It's based on successful programs in Norway and Japan to help underemployed commercial fishermen, or ex-fishermen, find new opportunities on the water.
About a mile out to sea, eight circular pens emerge from the mist. They look like giant rubber inner tubes, covered over with netting to keep out seabirds. Each so-called cage can hold up to 50,000 cod. Belle says the strong Atlantic tides out here keep the fish healthy, even though they're penned in.
Belle: It's a native fish to Maine. The growing conditions in Maine are very good for cod and it's kind of a natural choice for us as a state.

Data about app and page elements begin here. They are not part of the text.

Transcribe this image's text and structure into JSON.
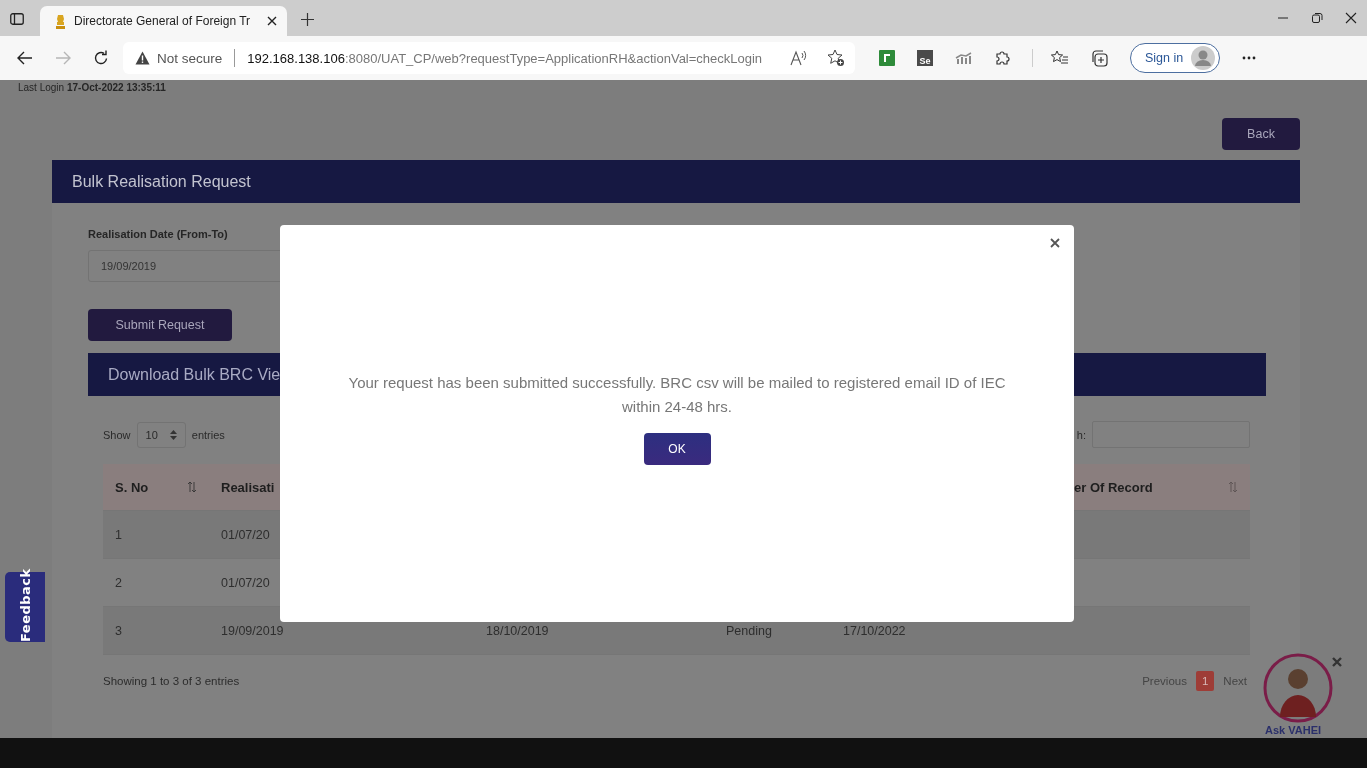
{
  "browser": {
    "tab": {
      "title": "Directorate General of Foreign Tr"
    },
    "nav": {
      "forward_enabled": false
    },
    "address": {
      "warning": "Not secure",
      "host": "192.168.138.106",
      "path": ":8080/UAT_CP/web?requestType=ApplicationRH&actionVal=checkLogin"
    },
    "extension_text": "Se",
    "sign_in": "Sign in"
  },
  "last_login": {
    "label": "Last Login",
    "value": "17-Oct-2022 13:35:11"
  },
  "back_button": "Back",
  "panel": {
    "title": "Bulk Realisation Request",
    "date_label": "Realisation Date (From-To)",
    "date_from": "19/09/2019",
    "submit": "Submit Request"
  },
  "download_section": {
    "title": "Download Bulk BRC Vie",
    "show_label": "Show",
    "page_size": "10",
    "entries_label": "entries",
    "search_label": "h:",
    "header": {
      "column_1": "S. No",
      "column_2": "Realisati",
      "column_6": "er Of Record"
    },
    "rows": [
      {
        "cells": [
          "1",
          "01/07/20"
        ]
      },
      {
        "cells": [
          "2",
          "01/07/20"
        ]
      },
      {
        "cells": [
          "3",
          "19/09/2019",
          "18/10/2019",
          "Pending",
          "17/10/2022"
        ]
      }
    ],
    "info": "Showing 1 to 3 of 3 entries",
    "pagination": [
      {
        "label": "Previous",
        "selected": false
      },
      {
        "label": "1",
        "selected": true
      },
      {
        "label": "Next",
        "selected": false
      }
    ]
  },
  "feedback": "Feedback",
  "assistant": {
    "label": "Ask VAHEI"
  },
  "modal": {
    "message": "Your request has been submitted successfully. BRC csv will be mailed to registered email ID of IEC within 24-48 hrs.",
    "ok": "OK"
  }
}
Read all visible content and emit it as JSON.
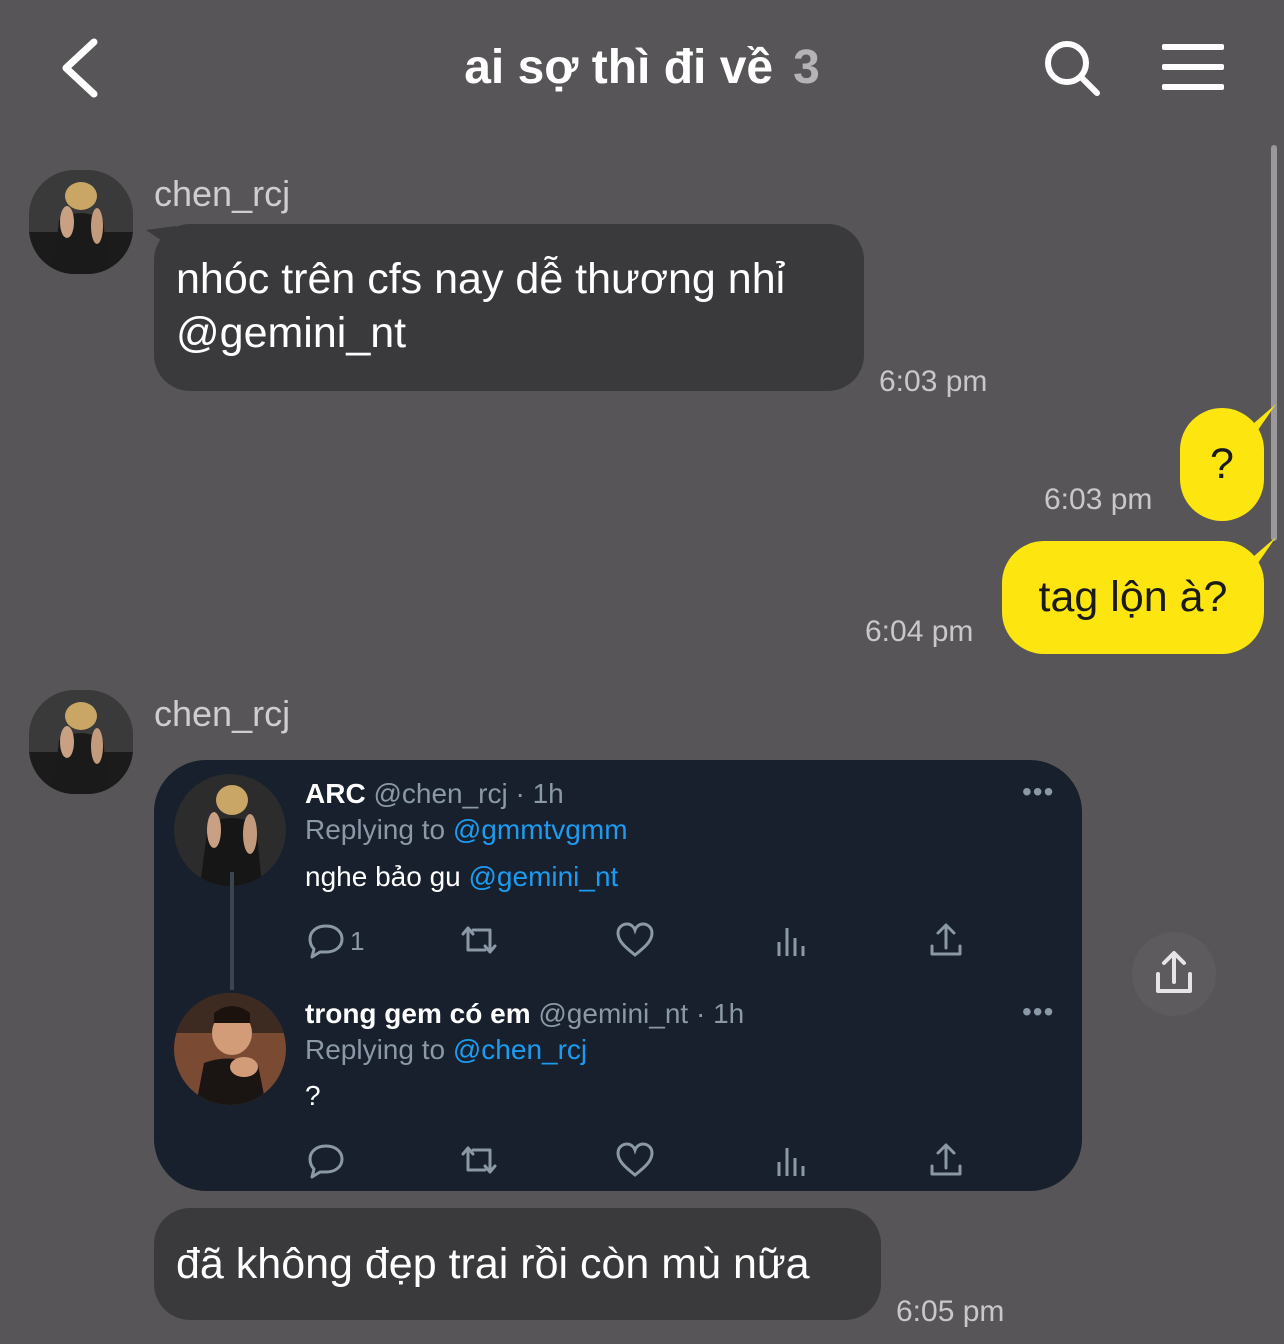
{
  "header": {
    "title": "ai sợ thì đi về",
    "member_count": "3",
    "back_icon": "chevron-left-icon",
    "search_icon": "search-icon",
    "menu_icon": "hamburger-menu-icon"
  },
  "colors": {
    "background": "#575557",
    "incoming_bubble": "#3a393b",
    "outgoing_bubble": "#fde60f",
    "tweet_card": "#17202c",
    "link": "#1d9bf0"
  },
  "messages": [
    {
      "sender": "chen_rcj",
      "text_line1": "nhóc trên cfs nay dễ thương nhỉ",
      "text_line2": "@gemini_nt",
      "time": "6:03 pm"
    },
    {
      "sender": "me",
      "text": "?",
      "time": "6:03 pm"
    },
    {
      "sender": "me",
      "text": "tag lộn à?",
      "time": "6:04 pm"
    },
    {
      "sender": "chen_rcj",
      "type": "tweet_share"
    },
    {
      "sender": "chen_rcj",
      "text": "đã không đẹp trai rồi còn mù nữa",
      "time": "6:05 pm"
    }
  ],
  "tweet": {
    "first": {
      "name": "ARC",
      "handle": "@chen_rcj",
      "age": "· 1h",
      "replying_label": "Replying to",
      "replying_to": "@gmmtvgmm",
      "text": "nghe bảo gu",
      "mention": "@gemini_nt",
      "reply_count": "1"
    },
    "second": {
      "name": "trong gem có em",
      "handle": "@gemini_nt",
      "age": "· 1h",
      "replying_label": "Replying to",
      "replying_to": "@chen_rcj",
      "text": "?"
    },
    "more_icon": "•••"
  },
  "share_icon": "share-icon"
}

Cod Academy students are taught every aspect of running a fish farm: How to maintain healthy stock, how to balance the books, and how to feed the fish.
Students fling scoopfuls of specially-formulated pellets into one of the giant pens. The surface of the water literally bubbles as thousands of cod come up to feed. Meanwhile an underwater camera makes sure the fish are all being fed.
Bill Thompson: I'm not getting it spread over there very well.
One of the academy's four students is Bill Thompson. He's a 59-year-old former commercial fisherman.
Thompson: If the wild stocks came back to their fullest capacity, they still wouldn't be able to feed the world so I think this is the way of the future.
Thompson is studying alongside his son Bill, Jr., who's been a working fisherman for most of his 39 years. But with a wife and four kids to support, he wants more job security. He and his dad plan to set up a family cod farming business after they graduate later this summer.
Bill Junior: I look into the future, I can't see my kids set up in what I'm doing right now as far as you know, lobstering, urchining, I don't want to see them get a source that's depleting every year.
Not everyone, though, is happy. Jen Levin heads the sustainable seafood program at the Gulf of Maine Research Institute.
Jen Levin: There are a number of concerns about aquaculture.
She says some critics are worried that bunching fish together in a farm setting could spread disease and breed unhealthy stock. But, she says the aquaculture industry is trying to address those concerns.
Levin: For example, the Global Aquaculture Alliance has developed best aquaculture practices that provide a certification for fish farms, making sure that it meets certain standards.
Levin says fish farms in Maine also use crop-rotation-type techniques, to help counter the threat of disease. That means moving the fish to a new stretch of ocean every 3 years.
From Sorrento, Maine, I'm Tom Porter for Marketplace.